> WHAT YOU ARE ASKED TO DO: Which lines below mention "this"? Pick each one out.

> DATA SECTION:
★ ★ ★ ★ ★ ★ ★

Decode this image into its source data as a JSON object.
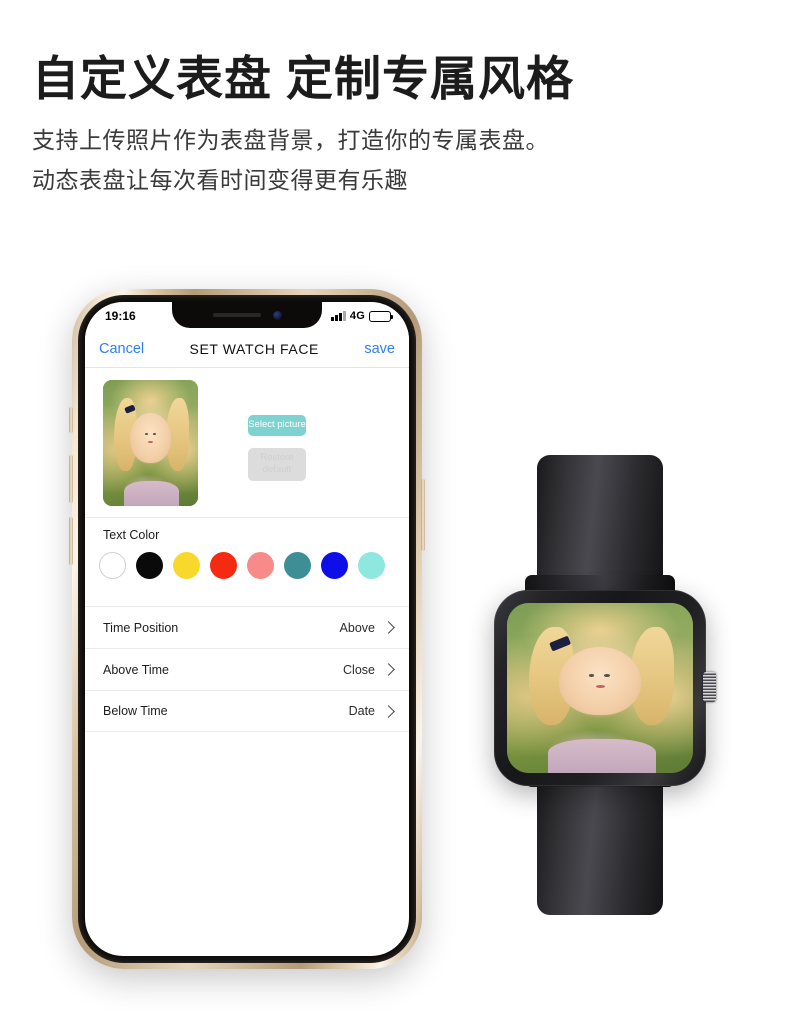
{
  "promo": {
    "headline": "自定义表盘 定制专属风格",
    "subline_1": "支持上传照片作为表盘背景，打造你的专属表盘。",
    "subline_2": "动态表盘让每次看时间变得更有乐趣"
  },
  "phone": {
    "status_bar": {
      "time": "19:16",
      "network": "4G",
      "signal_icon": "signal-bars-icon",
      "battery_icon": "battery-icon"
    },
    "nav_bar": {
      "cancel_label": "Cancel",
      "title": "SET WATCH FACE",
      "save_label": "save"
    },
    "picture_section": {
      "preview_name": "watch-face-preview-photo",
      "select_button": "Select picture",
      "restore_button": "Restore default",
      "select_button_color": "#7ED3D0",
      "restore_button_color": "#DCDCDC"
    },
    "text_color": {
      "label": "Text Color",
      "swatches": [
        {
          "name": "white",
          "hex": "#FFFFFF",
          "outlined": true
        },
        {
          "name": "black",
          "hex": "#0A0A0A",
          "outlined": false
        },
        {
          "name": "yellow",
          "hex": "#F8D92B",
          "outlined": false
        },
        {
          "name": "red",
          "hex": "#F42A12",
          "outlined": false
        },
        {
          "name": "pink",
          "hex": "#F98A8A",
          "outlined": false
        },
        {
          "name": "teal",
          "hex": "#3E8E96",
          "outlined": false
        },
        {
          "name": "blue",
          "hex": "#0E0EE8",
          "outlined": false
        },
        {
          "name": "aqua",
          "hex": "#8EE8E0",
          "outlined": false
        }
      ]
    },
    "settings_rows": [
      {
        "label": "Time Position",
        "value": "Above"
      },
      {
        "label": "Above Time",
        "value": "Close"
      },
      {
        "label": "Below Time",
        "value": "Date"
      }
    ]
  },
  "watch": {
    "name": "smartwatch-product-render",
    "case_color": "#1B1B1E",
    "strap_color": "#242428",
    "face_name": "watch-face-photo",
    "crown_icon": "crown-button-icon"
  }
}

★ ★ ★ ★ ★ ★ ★

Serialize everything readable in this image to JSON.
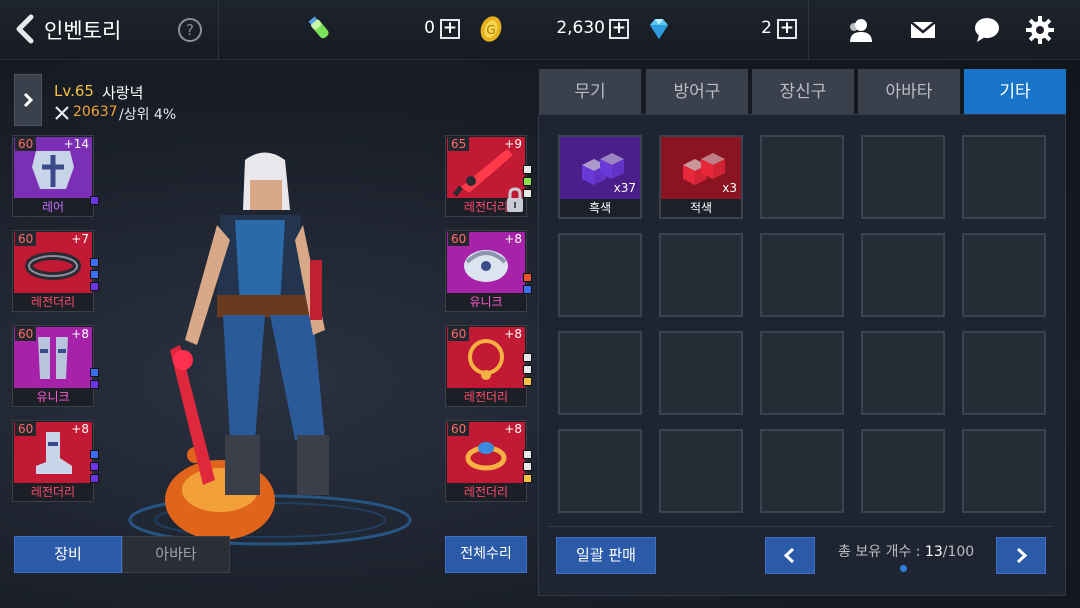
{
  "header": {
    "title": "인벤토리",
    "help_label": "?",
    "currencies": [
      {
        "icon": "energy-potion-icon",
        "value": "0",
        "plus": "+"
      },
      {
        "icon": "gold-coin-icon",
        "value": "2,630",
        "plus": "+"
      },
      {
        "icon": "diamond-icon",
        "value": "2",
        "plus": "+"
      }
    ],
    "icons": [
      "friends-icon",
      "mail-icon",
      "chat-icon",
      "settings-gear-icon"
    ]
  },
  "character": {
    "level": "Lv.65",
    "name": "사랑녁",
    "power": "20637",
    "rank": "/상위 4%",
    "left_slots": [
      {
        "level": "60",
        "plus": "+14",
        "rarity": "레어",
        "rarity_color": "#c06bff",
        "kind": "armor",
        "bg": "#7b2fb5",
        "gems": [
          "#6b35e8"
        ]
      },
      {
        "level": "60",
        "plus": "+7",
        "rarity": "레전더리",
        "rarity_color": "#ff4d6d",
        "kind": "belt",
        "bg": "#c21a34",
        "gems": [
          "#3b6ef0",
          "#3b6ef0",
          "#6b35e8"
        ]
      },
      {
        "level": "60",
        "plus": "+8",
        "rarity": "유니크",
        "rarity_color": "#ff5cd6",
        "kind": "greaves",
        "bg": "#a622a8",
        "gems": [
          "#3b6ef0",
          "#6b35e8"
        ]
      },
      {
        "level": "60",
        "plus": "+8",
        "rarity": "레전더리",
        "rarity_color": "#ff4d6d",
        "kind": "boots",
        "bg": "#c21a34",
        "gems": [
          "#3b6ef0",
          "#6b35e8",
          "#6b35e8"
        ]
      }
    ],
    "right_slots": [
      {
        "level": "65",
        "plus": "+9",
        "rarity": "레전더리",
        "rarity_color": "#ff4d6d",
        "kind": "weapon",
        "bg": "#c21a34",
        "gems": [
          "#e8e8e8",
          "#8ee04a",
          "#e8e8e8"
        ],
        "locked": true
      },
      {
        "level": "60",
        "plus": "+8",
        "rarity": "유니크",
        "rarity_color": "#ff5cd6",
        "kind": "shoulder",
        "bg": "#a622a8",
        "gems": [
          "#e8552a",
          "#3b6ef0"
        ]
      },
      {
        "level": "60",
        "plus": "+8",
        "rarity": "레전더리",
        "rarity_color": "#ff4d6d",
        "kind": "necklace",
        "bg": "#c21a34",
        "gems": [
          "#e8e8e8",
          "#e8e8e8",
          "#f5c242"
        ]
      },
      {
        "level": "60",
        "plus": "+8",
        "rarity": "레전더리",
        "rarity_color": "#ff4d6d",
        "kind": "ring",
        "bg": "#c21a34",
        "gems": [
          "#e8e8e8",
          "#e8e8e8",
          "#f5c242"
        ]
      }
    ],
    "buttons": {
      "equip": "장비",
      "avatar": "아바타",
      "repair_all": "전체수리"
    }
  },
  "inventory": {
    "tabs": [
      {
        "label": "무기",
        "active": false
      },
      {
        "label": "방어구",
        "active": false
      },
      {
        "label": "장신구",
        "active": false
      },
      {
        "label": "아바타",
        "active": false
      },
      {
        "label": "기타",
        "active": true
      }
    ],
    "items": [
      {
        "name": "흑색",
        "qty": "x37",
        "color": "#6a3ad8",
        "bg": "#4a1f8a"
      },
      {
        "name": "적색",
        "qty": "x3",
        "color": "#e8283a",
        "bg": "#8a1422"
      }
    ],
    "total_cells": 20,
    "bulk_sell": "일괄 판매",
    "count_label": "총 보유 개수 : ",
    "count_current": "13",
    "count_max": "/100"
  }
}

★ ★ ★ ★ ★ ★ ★

> EXERCISE RESPONSE:
Decode this image into its source data as a JSON object.
Serialize everything readable in this image to JSON.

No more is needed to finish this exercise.